> EXERCISE INPUTS
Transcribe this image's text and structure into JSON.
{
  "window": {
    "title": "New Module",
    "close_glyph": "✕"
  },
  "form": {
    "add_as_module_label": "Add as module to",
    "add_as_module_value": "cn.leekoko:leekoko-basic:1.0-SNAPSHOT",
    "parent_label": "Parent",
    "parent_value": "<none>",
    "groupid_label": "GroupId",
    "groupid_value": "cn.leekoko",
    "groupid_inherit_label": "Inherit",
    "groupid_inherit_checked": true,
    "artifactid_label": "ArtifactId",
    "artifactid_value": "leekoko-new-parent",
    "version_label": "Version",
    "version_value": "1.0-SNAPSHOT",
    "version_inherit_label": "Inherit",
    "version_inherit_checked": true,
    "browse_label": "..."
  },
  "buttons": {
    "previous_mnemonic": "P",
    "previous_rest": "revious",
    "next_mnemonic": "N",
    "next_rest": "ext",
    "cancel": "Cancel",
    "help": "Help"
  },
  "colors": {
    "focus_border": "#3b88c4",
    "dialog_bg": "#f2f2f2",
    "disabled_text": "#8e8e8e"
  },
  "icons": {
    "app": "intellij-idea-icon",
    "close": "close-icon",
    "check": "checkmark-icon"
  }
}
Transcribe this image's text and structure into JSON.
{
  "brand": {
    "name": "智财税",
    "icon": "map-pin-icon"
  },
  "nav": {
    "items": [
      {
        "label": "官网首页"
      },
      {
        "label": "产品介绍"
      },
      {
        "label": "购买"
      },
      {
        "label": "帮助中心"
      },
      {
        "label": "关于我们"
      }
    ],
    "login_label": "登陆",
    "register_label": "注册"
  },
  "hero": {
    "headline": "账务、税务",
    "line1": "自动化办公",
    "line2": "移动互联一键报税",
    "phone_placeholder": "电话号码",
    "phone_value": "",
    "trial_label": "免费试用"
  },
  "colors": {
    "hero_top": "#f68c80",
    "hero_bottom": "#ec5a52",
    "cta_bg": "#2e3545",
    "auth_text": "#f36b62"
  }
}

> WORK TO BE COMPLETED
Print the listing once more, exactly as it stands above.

> RESULT
Transcribe this image's text and structure into JSON.
{
  "window": {
    "title": "New Module",
    "close_glyph": "✕"
  },
  "form": {
    "add_as_module_label": "Add as module to",
    "add_as_module_value": "cn.leekoko:leekoko-basic:1.0-SNAPSHOT",
    "parent_label": "Parent",
    "parent_value": "<none>",
    "groupid_label": "GroupId",
    "groupid_value": "cn.leekoko",
    "groupid_inherit_label": "Inherit",
    "groupid_inherit_checked": true,
    "artifactid_label": "ArtifactId",
    "artifactid_value": "leekoko-new-parent",
    "version_label": "Version",
    "version_value": "1.0-SNAPSHOT",
    "version_inherit_label": "Inherit",
    "version_inherit_checked": true,
    "browse_label": "..."
  },
  "buttons": {
    "previous_mnemonic": "P",
    "previous_rest": "revious",
    "next_mnemonic": "N",
    "next_rest": "ext",
    "cancel": "Cancel",
    "help": "Help"
  },
  "colors": {
    "focus_border": "#3b88c4",
    "dialog_bg": "#f2f2f2",
    "disabled_text": "#8e8e8e"
  },
  "icons": {
    "app": "intellij-idea-icon",
    "close": "close-icon",
    "check": "checkmark-icon"
  }
}
Transcribe this image's text and structure into JSON.
{
  "brand": {
    "name": "智财税",
    "icon": "map-pin-icon"
  },
  "nav": {
    "items": [
      {
        "label": "官网首页"
      },
      {
        "label": "产品介绍"
      },
      {
        "label": "购买"
      },
      {
        "label": "帮助中心"
      },
      {
        "label": "关于我们"
      }
    ],
    "login_label": "登陆",
    "register_label": "注册"
  },
  "hero": {
    "headline": "账务、税务",
    "line1": "自动化办公",
    "line2": "移动互联一键报税",
    "phone_placeholder": "电话号码",
    "phone_value": "",
    "trial_label": "免费试用"
  },
  "colors": {
    "hero_top": "#f68c80",
    "hero_bottom": "#ec5a52",
    "cta_bg": "#2e3545",
    "auth_text": "#f36b62"
  }
}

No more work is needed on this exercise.